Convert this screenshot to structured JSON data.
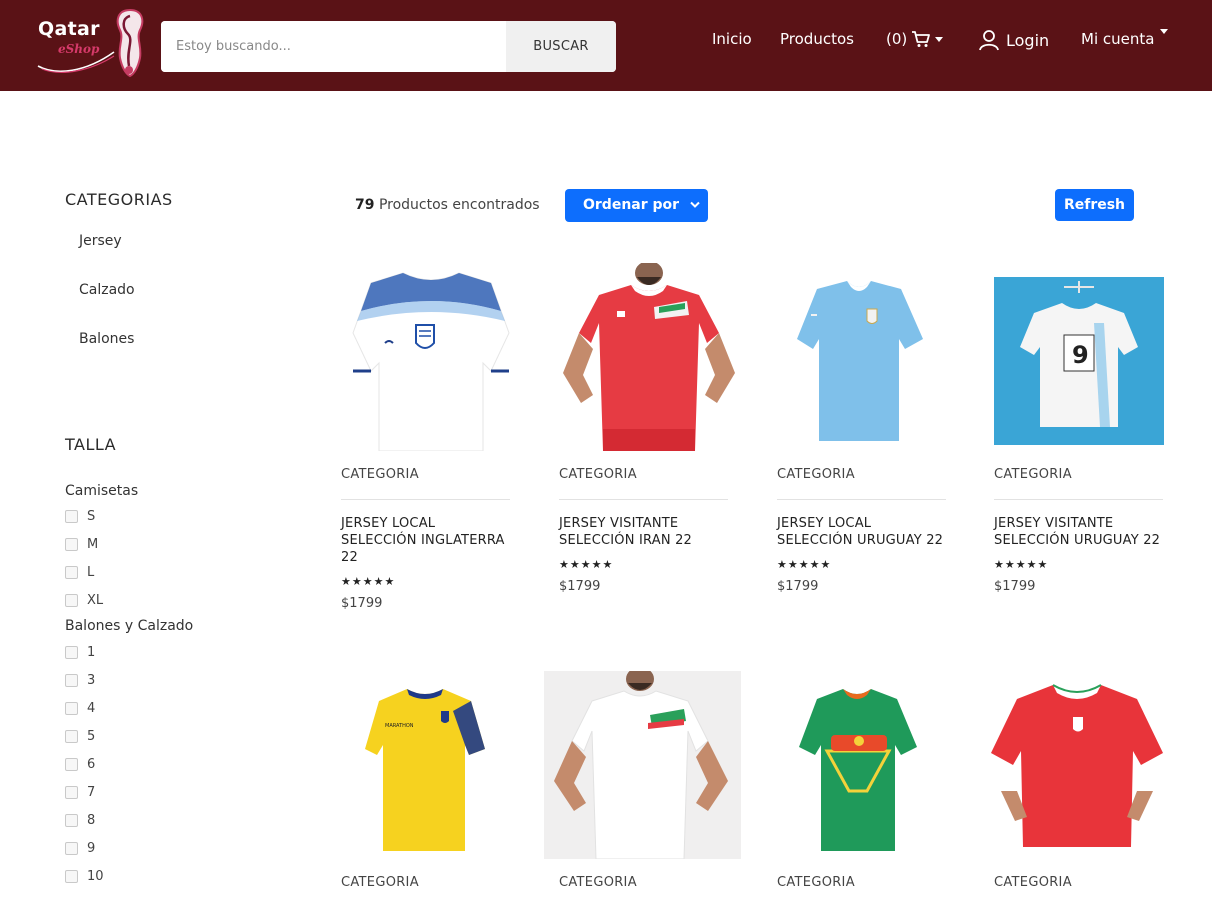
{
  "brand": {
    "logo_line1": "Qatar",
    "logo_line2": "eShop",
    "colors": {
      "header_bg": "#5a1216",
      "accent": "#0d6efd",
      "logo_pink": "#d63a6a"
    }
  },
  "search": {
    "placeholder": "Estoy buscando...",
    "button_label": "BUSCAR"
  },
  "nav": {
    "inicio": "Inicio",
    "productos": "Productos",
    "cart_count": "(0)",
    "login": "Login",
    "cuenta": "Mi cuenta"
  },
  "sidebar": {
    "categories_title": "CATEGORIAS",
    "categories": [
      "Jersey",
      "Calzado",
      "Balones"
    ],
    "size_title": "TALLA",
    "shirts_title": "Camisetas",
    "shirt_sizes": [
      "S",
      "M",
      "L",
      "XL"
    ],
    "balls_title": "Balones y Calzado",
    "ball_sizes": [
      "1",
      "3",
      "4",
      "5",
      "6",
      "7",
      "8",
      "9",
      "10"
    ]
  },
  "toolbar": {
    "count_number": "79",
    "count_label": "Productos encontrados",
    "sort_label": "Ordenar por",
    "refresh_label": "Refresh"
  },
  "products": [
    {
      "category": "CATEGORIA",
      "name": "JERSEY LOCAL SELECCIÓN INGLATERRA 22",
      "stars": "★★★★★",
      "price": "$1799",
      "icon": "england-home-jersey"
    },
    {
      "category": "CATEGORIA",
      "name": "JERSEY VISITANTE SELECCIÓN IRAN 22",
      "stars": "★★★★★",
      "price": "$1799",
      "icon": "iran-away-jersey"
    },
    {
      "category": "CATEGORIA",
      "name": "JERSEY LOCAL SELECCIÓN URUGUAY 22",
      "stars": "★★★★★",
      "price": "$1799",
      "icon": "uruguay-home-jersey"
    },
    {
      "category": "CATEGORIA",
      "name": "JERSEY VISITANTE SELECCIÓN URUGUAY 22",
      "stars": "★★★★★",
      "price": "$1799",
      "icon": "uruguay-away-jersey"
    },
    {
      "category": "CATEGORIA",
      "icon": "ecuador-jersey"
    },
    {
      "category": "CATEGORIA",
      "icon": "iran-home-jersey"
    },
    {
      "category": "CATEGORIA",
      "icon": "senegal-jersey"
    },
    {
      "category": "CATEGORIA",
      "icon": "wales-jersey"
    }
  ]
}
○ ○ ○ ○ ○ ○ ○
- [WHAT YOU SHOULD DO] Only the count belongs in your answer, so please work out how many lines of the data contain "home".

- [REPLY TO THE EXERCISE] 3